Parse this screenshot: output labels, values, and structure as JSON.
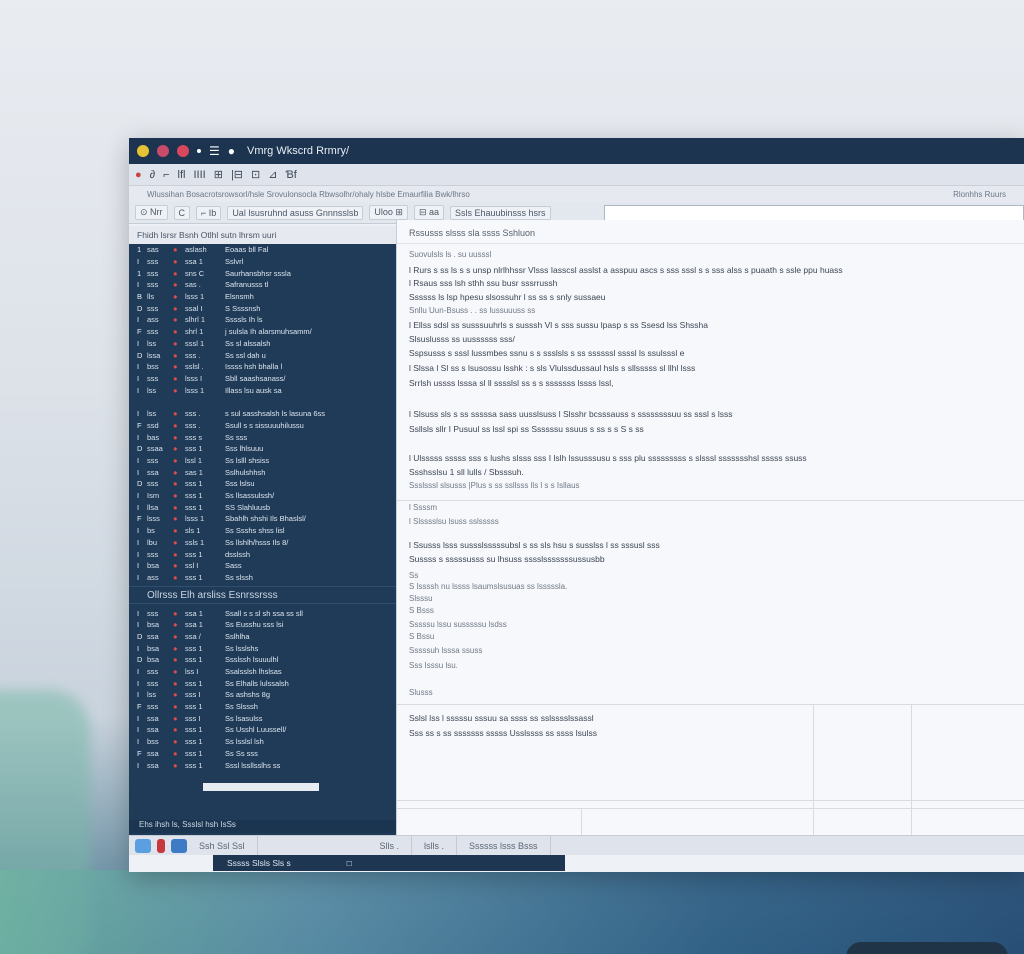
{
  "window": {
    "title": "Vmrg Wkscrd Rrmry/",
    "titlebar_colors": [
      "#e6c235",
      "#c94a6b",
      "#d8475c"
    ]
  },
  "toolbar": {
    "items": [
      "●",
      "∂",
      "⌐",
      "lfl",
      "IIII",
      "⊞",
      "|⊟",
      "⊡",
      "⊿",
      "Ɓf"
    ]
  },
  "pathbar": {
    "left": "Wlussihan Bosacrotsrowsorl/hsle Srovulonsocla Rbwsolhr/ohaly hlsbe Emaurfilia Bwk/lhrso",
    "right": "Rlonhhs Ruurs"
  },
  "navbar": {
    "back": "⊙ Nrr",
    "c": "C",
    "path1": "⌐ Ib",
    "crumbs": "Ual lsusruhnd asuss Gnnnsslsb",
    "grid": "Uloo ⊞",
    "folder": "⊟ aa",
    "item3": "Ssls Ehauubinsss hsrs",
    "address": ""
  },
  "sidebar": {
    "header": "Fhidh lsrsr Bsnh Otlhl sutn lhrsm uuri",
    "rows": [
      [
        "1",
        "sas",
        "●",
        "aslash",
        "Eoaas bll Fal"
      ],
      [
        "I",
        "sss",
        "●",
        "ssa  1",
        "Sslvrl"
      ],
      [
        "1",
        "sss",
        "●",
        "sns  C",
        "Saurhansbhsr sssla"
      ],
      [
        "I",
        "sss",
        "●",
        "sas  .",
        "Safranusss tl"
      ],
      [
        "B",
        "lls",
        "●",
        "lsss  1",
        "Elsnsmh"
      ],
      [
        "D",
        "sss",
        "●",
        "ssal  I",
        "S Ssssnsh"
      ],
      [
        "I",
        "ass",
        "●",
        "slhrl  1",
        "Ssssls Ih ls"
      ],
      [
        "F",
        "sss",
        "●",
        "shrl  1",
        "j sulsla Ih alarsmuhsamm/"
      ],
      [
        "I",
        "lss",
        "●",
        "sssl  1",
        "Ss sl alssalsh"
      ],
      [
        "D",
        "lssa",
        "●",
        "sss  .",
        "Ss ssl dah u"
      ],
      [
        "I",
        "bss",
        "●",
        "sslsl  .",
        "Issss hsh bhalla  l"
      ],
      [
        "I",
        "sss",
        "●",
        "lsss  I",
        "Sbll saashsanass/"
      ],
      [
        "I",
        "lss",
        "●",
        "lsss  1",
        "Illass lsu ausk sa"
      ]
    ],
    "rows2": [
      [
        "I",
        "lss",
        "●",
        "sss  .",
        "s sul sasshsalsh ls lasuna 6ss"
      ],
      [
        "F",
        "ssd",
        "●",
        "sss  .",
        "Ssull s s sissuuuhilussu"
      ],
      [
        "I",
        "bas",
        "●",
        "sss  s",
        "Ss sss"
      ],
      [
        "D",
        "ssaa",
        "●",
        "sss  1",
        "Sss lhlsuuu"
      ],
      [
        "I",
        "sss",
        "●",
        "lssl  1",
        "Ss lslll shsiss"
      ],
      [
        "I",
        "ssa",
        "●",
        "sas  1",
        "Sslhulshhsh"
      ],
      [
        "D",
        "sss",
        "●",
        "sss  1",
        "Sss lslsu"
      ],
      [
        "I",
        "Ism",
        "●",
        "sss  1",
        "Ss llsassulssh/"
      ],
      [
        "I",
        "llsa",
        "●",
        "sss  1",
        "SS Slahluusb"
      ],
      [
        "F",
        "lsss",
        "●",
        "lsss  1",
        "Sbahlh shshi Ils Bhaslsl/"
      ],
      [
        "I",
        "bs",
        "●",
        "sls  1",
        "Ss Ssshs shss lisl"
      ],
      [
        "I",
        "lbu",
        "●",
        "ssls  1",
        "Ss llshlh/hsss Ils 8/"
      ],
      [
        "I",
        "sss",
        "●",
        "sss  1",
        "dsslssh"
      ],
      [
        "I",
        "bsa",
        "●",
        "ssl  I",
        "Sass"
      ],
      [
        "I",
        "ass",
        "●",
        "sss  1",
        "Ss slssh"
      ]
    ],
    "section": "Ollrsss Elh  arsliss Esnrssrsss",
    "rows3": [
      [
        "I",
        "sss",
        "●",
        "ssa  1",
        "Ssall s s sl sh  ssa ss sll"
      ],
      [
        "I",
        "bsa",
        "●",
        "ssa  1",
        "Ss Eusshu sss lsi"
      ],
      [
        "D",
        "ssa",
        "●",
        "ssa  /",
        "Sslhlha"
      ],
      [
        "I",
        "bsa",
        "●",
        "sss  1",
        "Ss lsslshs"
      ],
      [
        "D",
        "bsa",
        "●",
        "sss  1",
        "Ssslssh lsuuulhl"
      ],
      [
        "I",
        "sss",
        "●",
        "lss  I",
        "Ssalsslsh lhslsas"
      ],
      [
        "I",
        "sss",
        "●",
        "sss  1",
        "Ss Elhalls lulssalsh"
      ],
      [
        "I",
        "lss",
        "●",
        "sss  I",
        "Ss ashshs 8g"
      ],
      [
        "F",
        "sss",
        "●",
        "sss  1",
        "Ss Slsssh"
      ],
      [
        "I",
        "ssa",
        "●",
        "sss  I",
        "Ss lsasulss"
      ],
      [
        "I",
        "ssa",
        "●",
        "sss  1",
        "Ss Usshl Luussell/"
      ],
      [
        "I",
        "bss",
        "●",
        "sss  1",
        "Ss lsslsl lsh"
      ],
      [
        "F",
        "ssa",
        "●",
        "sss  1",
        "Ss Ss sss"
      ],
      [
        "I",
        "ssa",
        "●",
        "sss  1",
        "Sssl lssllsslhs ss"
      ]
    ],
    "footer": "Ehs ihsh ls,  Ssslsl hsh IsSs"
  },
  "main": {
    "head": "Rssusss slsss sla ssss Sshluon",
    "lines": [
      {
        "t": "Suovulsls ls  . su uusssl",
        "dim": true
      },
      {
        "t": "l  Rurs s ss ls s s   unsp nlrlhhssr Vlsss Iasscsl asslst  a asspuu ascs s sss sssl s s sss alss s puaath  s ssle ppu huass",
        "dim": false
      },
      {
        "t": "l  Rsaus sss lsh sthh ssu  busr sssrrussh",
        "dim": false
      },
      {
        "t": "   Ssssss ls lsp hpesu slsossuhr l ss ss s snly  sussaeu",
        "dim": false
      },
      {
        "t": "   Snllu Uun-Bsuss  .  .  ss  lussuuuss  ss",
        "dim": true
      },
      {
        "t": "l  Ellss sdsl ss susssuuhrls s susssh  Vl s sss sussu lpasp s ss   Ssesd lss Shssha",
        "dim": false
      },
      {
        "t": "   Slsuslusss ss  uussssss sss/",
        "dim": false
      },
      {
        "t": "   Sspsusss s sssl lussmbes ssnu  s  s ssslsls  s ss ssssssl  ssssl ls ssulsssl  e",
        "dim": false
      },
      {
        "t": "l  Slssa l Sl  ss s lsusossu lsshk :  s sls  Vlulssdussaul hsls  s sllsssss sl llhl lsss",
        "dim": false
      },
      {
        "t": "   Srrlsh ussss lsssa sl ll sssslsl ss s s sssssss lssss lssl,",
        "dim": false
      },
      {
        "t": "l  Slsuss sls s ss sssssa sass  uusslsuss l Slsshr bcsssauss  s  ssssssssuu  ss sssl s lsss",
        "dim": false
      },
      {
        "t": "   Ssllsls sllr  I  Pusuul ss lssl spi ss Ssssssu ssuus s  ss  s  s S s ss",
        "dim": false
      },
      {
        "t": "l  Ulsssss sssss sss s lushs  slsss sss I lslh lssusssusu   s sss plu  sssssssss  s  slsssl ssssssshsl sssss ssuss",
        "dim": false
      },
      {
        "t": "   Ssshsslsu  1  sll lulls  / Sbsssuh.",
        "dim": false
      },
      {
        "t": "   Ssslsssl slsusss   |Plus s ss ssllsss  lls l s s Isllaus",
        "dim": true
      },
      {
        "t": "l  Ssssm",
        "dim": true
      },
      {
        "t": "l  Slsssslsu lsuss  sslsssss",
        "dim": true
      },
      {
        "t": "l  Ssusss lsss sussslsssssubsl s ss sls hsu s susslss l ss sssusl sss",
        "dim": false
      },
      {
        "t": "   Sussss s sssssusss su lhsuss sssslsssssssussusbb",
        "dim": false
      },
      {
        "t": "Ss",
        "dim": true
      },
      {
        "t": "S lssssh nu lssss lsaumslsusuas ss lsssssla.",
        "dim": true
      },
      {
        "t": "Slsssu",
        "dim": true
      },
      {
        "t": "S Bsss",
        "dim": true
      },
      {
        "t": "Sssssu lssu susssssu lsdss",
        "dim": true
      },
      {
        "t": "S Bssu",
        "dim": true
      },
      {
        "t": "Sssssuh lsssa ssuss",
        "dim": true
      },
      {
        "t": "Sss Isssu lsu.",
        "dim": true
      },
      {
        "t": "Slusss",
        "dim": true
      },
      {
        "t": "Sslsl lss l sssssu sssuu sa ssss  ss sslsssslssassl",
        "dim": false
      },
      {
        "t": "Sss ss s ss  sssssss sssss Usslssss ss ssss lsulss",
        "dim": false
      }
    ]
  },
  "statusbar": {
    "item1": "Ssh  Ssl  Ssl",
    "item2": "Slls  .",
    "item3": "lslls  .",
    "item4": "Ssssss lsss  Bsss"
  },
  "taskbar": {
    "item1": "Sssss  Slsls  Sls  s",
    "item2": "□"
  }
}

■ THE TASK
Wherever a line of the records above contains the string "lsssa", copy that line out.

■ EXERCISE ANSWER
        "t": "   Srrlsh ussss lsssa sl ll sssslsl ss s s sssssss lssss lssl,",
        "t": "Sssssuh lsssa ssuss",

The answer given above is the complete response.